- Social commentary: The novel has been applauded for its social commentary on issues such as education, class, and morality. Eliot’s critique of Victorian society and its values has been particularly noteworthy.
- Ending: The novel’s tragic ending has been a subject of controversy among critics. While some see it as a powerful conclusion that underscores the novel’s themes of morality and responsibility, others have criticized it as overly sentimental or contrived.
Overall, “The Mill on the Floss” has been recognized as a major work of Victorian literature and a masterpiece of realism and psychological insight. Its exploration of gender roles, social issues, and moral responsibility continues to resonate with readers and scholars today.
Summary of The Mill on the Floss by George Eliot
“The Mill on the Floss” is a novel by George Eliot that tells the story of the Tulliver family, who live in a rural community in England in the early 19th century. The novel follows the lives of siblings Tom and Maggie Tulliver, who are close as children but grow apart as they mature.
Tom is expected to inherit the family’s mill, while Maggie is considered less promising due to her emotional and impulsive nature. Maggie is sent to school and later falls in love with a man named Philip Wakem, whose father is a business rival of the Tullivers. However, Maggie’s family disapproves of the match, and she ultimately rejects Philip.
Meanwhile, Tom falls into debt and loses the family mill, leading to a rift between him and Maggie. Maggie becomes involved with Stephen Guest, a young man who is engaged to someone else. When their relationship is discovered, Maggie’s family shuns her, and she and Stephen plan to run away together. However, their boat capsizes in a storm, and both drown.
The novel explores themes of family, gender roles, education, morality, and society, and is known for its psychological depth and realism.

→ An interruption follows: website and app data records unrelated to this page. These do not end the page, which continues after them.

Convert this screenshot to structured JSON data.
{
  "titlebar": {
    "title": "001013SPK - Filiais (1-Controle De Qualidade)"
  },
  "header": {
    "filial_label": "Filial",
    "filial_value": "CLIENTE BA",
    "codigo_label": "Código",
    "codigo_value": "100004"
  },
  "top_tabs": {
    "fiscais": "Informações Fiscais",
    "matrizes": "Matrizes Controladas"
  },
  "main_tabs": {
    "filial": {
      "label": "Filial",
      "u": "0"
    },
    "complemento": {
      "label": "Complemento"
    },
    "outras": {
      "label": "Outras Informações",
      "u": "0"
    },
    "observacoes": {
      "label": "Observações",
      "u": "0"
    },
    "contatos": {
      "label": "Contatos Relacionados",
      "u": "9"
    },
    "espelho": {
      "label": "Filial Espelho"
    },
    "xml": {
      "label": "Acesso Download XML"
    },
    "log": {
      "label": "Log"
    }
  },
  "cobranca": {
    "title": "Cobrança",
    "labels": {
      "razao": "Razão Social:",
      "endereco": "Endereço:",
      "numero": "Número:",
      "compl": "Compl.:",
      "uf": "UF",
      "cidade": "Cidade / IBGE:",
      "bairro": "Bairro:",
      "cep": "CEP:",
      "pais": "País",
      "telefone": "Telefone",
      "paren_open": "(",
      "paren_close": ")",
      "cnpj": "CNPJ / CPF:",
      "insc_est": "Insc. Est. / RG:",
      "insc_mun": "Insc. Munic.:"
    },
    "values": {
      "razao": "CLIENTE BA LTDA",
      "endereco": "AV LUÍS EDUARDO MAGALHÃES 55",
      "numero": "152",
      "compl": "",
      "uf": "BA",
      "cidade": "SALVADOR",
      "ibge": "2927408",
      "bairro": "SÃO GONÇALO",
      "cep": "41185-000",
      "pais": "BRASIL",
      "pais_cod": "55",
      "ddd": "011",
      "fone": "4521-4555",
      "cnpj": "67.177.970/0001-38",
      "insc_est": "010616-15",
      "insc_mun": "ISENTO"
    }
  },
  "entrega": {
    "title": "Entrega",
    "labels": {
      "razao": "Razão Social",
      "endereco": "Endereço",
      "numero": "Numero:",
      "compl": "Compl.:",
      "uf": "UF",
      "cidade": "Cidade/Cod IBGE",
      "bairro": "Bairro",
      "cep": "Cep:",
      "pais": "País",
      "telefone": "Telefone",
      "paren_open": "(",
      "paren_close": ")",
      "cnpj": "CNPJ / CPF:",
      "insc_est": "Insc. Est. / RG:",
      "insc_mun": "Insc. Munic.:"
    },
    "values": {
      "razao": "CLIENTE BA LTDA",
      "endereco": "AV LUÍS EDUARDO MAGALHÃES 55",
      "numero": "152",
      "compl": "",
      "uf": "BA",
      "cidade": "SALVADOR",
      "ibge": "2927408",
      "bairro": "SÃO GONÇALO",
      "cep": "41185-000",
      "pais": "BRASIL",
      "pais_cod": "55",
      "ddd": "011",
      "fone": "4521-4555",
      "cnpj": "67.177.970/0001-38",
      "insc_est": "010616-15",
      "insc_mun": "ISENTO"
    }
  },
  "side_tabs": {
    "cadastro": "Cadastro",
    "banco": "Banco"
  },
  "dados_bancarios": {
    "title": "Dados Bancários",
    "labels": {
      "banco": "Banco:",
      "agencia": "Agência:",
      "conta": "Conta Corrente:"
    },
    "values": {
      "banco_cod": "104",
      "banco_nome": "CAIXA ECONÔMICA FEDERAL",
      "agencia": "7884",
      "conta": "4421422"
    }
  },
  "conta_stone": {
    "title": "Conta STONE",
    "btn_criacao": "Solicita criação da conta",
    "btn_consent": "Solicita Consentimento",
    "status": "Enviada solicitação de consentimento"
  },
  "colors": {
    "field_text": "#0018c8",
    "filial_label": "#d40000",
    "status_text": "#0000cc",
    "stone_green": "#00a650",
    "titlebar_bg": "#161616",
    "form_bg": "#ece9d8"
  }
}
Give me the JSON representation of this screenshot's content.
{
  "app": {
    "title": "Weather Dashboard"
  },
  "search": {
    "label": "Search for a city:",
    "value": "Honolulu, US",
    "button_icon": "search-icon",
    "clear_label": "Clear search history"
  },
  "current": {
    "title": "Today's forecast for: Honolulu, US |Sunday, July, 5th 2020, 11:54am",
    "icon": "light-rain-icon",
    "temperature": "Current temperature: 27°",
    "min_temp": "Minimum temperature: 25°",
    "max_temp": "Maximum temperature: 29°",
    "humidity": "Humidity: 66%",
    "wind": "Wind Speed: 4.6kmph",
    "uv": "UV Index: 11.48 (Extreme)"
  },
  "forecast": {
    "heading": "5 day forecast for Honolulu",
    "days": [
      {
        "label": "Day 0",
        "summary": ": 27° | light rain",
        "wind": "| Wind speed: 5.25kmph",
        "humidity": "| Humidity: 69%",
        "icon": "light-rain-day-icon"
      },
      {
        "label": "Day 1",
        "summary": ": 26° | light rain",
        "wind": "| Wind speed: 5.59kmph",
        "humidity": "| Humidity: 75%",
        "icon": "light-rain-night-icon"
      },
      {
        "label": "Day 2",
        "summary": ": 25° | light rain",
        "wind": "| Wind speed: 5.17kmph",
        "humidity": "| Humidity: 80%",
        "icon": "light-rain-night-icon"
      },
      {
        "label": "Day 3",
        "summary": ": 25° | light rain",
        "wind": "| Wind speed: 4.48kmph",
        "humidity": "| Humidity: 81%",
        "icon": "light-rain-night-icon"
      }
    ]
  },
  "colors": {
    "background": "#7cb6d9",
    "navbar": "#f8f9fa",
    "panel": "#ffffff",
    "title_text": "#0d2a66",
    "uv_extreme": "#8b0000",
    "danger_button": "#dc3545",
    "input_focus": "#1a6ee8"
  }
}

Eliot’s complex narrative structure, use of multiple narrators, and rich descriptions of the natural landscape contribute to the novel’s immersive and compelling atmosphere.